*** Supplied material ***

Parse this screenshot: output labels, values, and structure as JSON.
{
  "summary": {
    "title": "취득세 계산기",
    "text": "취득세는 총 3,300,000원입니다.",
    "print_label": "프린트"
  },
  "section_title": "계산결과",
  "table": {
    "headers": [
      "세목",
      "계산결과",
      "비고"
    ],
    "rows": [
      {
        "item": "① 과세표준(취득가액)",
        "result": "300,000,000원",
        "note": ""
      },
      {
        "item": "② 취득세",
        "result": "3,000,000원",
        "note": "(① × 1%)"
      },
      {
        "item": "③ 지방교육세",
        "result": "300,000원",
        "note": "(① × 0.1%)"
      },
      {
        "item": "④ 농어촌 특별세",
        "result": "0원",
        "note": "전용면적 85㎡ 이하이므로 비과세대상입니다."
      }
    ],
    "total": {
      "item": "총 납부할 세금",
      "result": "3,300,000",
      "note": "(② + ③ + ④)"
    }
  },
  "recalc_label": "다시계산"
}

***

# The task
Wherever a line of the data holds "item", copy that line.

# Solved problem
        "item": "① 과세표준(취득가액)",
        "item": "② 취득세",
        "item": "③ 지방교육세",
        "item": "④ 농어촌 특별세",
      "item": "총 납부할 세금",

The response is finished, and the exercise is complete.